Hot Dogs and Heat Stroke
Last updated 6/22/2017 at 8:27am
As the temperatures have gained strength over the last few weeks, it isn't just people feeling the effects.
Pets have to face the possibility of burnt paws on road surfaces as well as the possibility of heat stroke. Most residents have dealt with the summer sun and their pets needs before, but some visitors may not be as well prepared.
The signs of heat strokes in animals include:-
Heatstroke can happen very quickly, starting with rapid breathing,
lack of energy and decreased urine production.
This can very quickly escalate to heavy panting, bulging eyes, and the tongue appearing excessively long and dark red.
Collapse (leading to seizures or coma) and vomiting and/or diarrhea can follow.

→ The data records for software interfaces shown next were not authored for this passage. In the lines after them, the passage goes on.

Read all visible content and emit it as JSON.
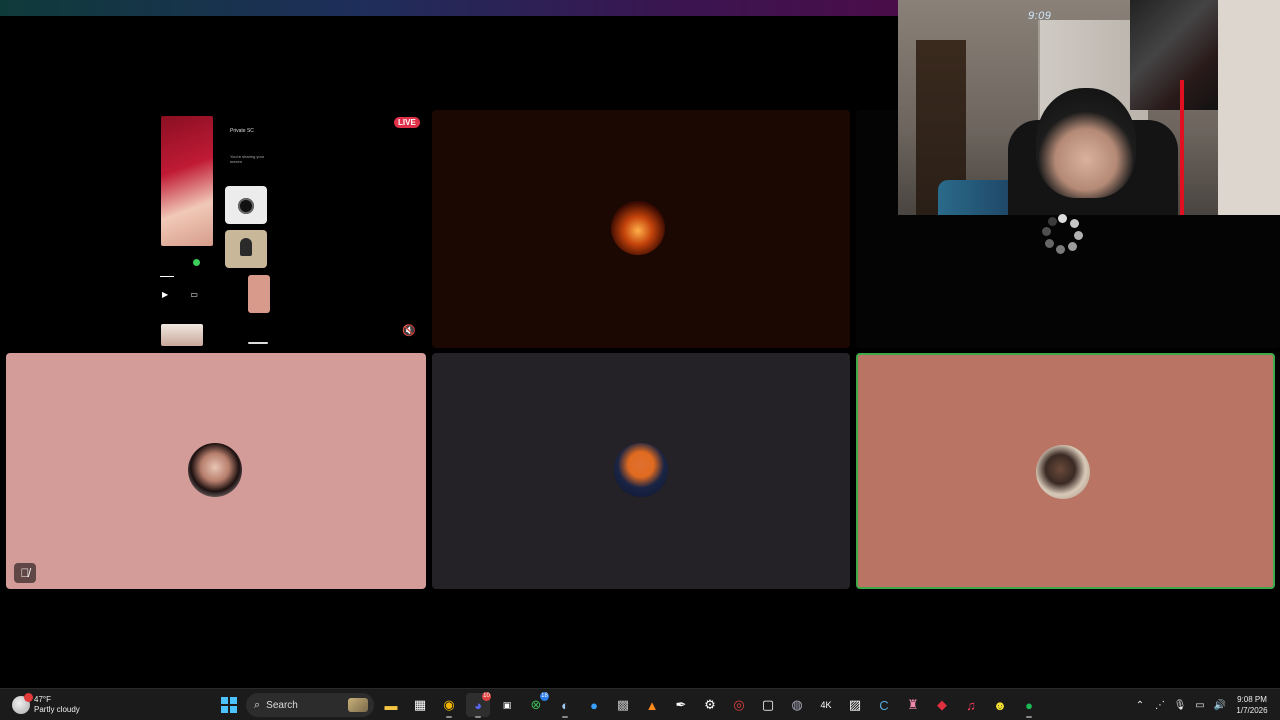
{
  "share": {
    "live_label": "LIVE",
    "phone_header": "Private SC",
    "phone_sub": "You're sharing your screen",
    "mute_icon": "speaker-muted-icon"
  },
  "webcam": {
    "clock_overlay": "9:09"
  },
  "tiles": [
    {
      "name": "participant-fire-avatar",
      "color": "#1c0802"
    },
    {
      "name": "participant-woman-avatar",
      "color": "#d49c98",
      "muted": true
    },
    {
      "name": "participant-juice-avatar",
      "color": "#242226"
    },
    {
      "name": "participant-cat-avatar",
      "color": "#b97463",
      "speaking": true
    }
  ],
  "taskbar": {
    "weather_temp": "47°F",
    "weather_desc": "Partly cloudy",
    "search_label": "Search",
    "discord_badge": "10",
    "xbox_badge": "18",
    "clock_time": "9:08 PM",
    "clock_date": "1/7/2026",
    "accent": "#4cc2ff"
  }
}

Both cooling your dog, and getting to the vet as quickly as possible are the two key ways to increase the chance of survival in heatstroke cases.
Avoid using ice or very cold water as this can cause blood vessels on the skin surface to constrict and reduce effective cooling.
It can also cause shivering which can create more heat from the muscles.
Key areas to cool are the neck, abdomen and inner thighs with lukewarm water or water-soaked towels.
It is important that you do not over cool your dog, as this can lead to shock – a lack of blood supply to vital organs – so using lukewarm water is important.
Out and about, cool surfaces, shade, air conditioning in cars and fans can also aid cooling.
Even if the dog is cooled, veterinary treatment is still key to allow more targeted treatment and monitoring to occur.
Heatstroke has been reported as fatal in 39-50 per cent of dogs but those surviving more than 24 hours have a good chance of making a full recovery.
Be prepared - James R Howard Animal Hospital is just one of the local vets in the area.
Address: 4275 CA-86, Brawley, CA 92227, USA
Hours: 8:30am–12pm, 1:30–5:30pm
Phone: +1 760-344-5738